Saturday morning, 6:50 am. My phone bleeps. The assistant manager at work: Could you possibly come in today for a few hours? It's really busy.
7:10 am, after some deliberation: Yes, if I have to, but I'll be on overtime. Is that OK?
7:12 am: Ohhh... better check with the store manager.
Small delay, during which Graham and I, being both well awake by this time, cook and eat a pancake breakfast.
7:55 am: Never mind about today. And you're not working tomorrow either.
7:57 am: What time do I come in on Monday?
8:04 am: You're off on Monday too.
8:05 am: Graham rushes to computer to research places to go for a weekend trip. By 11:30 am we're hitting the I-30 on our way to Hot Springs, Arkansas.
Lake Ouachita (that's WASH-it-ah, not wah-CHEET-ah) at sunset
Thus began one of the most impromptu weekends away I've ever done, going from expecting to work most of the weekend to being on holiday in a few short hours. By evening we had arrived at Lake Ouachita State Park and found our campsite. This featured a nice flat tarmac driveway for the car, a nice flat concrete slab for the picnic table - and a stony slope for the tent! Having no other option, we pitched and prepared to make the best of it, and spent the night sliding down the hill in our slippery nylon sleeping bags. The next day we picked up the tent bodily and moved it to a flatter spot on another site. The following morning we were woken by a guy cruising round in a golf cart to ask us why we were occupying a site we hadn't paid for. This despite the fact that we were the only people on the entire campground!
Hot Springs itself has some resemblance to a British seaside resort in its air of crumbling grandeur. In the early 20th century the city was a hotspot (pun intended) for those wishing to bathe in the healing waters of the 60C natural springs. Imposing spa buildings and grand hotels lined Bathhouse Row, and thousands took advantage of their facilities. With the invention of antibiotics and the rise of the motor car, fewer and fewer people were content to spend their vacation sitting in a warm pond, and the inevitable decline occurred. Today the place is pleasant in a backwaterish kind of a way, but you are constantly reminded that it is a shadow of what it once was.
Actual hot springs
There are only two of the original bath houses open for business, although many of the buildings still stand and are being restored for other purposes. We spent a pleasant couple of hours splashing around in the Quapaw Baths. The four pools range from warm to very hot, and we shared them only with a scattering of retirees.

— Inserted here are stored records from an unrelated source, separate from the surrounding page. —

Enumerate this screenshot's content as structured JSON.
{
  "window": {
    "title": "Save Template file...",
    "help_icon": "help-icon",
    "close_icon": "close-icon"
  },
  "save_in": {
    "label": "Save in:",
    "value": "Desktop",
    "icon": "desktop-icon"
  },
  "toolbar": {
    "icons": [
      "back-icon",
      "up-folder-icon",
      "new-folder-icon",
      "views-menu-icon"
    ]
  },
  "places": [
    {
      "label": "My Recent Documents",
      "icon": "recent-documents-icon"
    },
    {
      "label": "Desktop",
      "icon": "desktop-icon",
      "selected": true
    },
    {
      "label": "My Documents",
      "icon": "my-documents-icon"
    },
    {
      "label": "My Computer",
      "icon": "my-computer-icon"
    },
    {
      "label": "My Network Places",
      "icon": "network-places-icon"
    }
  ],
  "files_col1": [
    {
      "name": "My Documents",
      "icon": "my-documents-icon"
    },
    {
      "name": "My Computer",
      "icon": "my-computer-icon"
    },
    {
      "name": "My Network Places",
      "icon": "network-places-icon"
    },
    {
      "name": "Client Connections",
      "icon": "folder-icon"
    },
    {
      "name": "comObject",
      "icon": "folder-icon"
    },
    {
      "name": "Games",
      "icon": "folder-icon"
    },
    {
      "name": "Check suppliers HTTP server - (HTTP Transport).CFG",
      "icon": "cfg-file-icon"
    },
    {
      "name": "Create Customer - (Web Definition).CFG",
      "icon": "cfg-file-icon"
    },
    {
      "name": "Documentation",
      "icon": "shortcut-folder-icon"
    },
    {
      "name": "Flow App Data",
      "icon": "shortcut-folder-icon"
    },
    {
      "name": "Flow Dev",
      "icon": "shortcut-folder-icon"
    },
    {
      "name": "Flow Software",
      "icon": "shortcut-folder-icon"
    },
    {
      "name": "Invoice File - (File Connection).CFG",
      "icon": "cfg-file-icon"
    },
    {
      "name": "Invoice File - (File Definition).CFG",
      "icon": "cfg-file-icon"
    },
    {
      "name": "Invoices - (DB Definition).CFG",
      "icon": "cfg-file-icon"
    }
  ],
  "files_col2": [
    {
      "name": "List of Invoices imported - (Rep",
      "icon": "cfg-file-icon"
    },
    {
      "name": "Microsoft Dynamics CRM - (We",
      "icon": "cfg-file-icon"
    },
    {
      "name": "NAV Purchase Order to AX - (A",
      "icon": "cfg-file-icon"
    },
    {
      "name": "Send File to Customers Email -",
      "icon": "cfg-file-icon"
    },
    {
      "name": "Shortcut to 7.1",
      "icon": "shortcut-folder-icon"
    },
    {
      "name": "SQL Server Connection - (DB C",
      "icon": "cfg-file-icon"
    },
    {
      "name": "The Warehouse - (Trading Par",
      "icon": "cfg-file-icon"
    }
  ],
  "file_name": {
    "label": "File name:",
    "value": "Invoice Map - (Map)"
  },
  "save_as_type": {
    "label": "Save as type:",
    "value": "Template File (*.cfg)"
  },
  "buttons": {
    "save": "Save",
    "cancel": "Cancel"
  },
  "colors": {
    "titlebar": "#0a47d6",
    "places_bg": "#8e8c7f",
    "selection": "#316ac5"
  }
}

Quapaw Baths - the name inspired by Native Americans, the architecture by Arabs
Feeling very relaxed and clean, we headed over the road to BubbaLu's Bodacious Burgers for a spot of lunch. As well as great food, this place deserves a mention for its staff, who not only remembered how Graham likes his coffee, but - well, listen to this. We'd parked the car on the street. We came out of BubbaLu's. We walked towards the car. We looked at each other. Said, "This is where we left it, isn't it?" Looked at a sign. The sign said, "Reserved for tour vehicles only". We thought, "oh no!". Went dashing back into BubbaLu's. "What do we do if our car has been towed?" Very nice lady called up the city council for us and asked about it. No one knew a thing. We thought, "It's been stolen!" She asks, "Are you sure that's where you left it?" We say, "Yes.... No!" Martha dashes a few yards down the street. The car is sitting smugly just where we parked it - in the opposite direction to where we looked. We feel like a pair of idiots. Very nice lady says, "I'm just glad it's there for you". We are eternally indebted to her and need another spell in the baths to recover from the shock.
It's our car!
Fortunately the calm lakes and tree-covered hills in the area are not conducive to mental tension for long. We enjoyed swimming in the former and walking in the latter in the warm autumn sunshine and felt our spirits soothed and uplifted by the beautiful surroundings.